Performance date: 06/07/2016

Venue: St. Brendan’s Church

Composition Year: 1728

Duration: 00:16:01

Recording Engineer: Richard McCullough, RTÉ lyric fm

Instrumentation Category:Baroque Ensemble

Instrumentation Other: 3vn, ob, va, vc, rec, db, lu, hpd

Artists: Concerto Copenhagen (Antoine Toruncyzk [oboe], Fredrik From, Peter Spissky, Antina Hugosson [violins], Torbjörn Köhl [viola], Judith-Maria Blomsterberg [cello], Kate Hearne [cello, recorder], Marrias Frostenson [bass], Fredrik Bock [theorbo], Marcus Mohlin [harpsichord]) - [baroque ensemble]
Carolyn Sampson - [soprano]

In the early eighteenth-century a new genre of French music emerged – that of the chamber cantata. Jean-Baptiste Rousseau was the first French poet to write librettos for cantatas and the earliest French cantatas to be published were those of J.B. Morin in 1706.  The chamber cantata is the music of the royals and aristocrats, heard not in halls of opera and ballet but in smaller, more intimate surroundings usually with one or two singers and a small instrumental band.

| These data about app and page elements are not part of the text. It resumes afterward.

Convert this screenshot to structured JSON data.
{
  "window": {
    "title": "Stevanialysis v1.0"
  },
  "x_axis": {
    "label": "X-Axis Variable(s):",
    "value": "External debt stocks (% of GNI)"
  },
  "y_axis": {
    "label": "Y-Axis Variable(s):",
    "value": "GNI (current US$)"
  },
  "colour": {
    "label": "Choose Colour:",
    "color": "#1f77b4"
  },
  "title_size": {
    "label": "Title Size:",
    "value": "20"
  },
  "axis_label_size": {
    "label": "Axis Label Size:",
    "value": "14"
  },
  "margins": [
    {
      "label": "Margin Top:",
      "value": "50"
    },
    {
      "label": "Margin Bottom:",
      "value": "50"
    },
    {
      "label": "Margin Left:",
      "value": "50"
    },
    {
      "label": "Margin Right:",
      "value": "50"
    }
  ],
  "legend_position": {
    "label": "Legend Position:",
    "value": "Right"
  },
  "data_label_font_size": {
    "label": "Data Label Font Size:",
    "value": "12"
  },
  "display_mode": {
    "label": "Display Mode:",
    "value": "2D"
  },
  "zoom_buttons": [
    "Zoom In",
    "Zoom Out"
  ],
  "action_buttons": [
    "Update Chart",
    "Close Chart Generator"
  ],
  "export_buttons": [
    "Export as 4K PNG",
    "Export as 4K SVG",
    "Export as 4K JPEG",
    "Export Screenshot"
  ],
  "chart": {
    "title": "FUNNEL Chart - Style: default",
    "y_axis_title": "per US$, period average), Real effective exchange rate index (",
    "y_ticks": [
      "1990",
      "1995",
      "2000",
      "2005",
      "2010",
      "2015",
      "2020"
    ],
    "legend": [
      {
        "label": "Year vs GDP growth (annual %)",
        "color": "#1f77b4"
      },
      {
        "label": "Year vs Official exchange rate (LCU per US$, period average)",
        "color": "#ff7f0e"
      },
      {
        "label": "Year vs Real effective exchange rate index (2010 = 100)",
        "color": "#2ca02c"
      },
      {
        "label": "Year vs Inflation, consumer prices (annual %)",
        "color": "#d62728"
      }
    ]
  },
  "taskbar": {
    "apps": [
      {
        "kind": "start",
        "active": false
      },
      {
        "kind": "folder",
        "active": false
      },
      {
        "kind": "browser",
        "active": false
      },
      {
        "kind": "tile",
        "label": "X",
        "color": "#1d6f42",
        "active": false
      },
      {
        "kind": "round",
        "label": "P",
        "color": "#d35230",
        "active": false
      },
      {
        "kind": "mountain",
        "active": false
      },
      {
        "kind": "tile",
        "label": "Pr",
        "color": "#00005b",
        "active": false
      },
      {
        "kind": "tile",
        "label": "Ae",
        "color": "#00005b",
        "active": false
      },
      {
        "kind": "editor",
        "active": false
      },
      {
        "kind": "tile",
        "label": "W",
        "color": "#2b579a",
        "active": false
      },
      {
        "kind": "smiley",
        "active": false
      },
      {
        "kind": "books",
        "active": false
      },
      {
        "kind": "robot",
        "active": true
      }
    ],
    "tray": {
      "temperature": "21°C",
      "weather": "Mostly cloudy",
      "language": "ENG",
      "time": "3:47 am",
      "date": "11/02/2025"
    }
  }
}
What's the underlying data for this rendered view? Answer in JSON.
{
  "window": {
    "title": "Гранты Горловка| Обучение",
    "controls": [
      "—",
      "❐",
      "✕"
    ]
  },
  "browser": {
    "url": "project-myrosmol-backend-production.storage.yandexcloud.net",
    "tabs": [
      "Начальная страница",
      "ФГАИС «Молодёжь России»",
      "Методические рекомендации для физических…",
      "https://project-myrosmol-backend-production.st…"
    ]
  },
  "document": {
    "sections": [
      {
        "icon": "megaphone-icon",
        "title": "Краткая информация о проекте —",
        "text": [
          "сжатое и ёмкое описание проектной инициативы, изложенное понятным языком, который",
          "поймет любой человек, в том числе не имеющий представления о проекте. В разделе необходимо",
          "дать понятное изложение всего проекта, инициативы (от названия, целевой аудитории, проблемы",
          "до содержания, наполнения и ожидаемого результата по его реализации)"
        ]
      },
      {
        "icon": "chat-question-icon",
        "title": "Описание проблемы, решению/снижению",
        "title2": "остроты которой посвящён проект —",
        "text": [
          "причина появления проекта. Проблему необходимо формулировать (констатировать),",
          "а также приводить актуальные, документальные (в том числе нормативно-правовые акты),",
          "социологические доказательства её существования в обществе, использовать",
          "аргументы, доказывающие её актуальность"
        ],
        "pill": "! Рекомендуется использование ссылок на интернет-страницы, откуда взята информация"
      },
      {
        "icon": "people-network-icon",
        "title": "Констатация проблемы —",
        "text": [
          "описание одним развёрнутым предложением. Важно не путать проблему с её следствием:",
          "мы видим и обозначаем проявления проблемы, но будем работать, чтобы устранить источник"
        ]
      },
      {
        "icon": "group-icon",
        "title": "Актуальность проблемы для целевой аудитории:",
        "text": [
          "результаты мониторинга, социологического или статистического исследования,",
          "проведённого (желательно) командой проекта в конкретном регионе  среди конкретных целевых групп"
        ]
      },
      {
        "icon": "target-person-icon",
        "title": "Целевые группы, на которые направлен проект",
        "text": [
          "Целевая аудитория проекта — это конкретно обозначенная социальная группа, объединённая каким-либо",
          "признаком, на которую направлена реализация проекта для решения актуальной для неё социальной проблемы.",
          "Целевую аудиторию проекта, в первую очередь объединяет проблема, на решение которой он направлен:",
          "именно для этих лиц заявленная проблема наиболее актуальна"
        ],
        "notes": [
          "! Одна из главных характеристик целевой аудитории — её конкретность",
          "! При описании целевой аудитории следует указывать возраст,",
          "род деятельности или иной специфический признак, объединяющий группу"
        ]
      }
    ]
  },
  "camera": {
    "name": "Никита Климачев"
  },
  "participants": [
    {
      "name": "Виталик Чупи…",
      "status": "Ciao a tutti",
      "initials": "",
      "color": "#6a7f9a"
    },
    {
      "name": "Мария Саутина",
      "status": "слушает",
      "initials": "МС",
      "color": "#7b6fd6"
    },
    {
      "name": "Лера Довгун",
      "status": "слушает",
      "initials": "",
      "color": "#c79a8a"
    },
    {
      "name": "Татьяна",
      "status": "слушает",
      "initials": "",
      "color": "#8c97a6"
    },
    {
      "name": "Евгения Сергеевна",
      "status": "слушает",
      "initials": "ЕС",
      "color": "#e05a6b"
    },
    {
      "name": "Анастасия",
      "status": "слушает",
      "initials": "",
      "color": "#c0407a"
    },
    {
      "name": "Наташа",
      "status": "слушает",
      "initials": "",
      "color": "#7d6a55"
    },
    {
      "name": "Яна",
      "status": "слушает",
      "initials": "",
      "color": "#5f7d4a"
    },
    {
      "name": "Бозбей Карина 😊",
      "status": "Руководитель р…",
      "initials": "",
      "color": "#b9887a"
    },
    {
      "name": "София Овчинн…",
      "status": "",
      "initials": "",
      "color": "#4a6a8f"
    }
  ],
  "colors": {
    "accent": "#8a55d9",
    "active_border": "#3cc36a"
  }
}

The language was largely operatic and, in the case of Rameau, often a place where he works out some of his later operatic ideas. The charm lies particularly in the recitatives, which allow the airs to grow out of their musical construction and action. Le Berger fidèle (The Faithful Shepherd) is a cantata based on a text from Italian poet Giovanni Battista Guarini. Handel also wrote music for the same poem. Unusually the cantata’s date of composition can be authenticated by a newspaper report of its performance on 22 November 1728 as a cantate nouvelle. Le Berger fidèle, despite being quintessentially French in style, had limited success during the composer’s lifetime. The cantata depicts the grief of the shepherd Myrtilus for his beloved Amaryllis who was to be sacrificed upon the angry instruction of Diana. Myrtilus’ pleading placates the goddess and he looks forward to a joyful reunion. The story is told in six short airs and recitatives.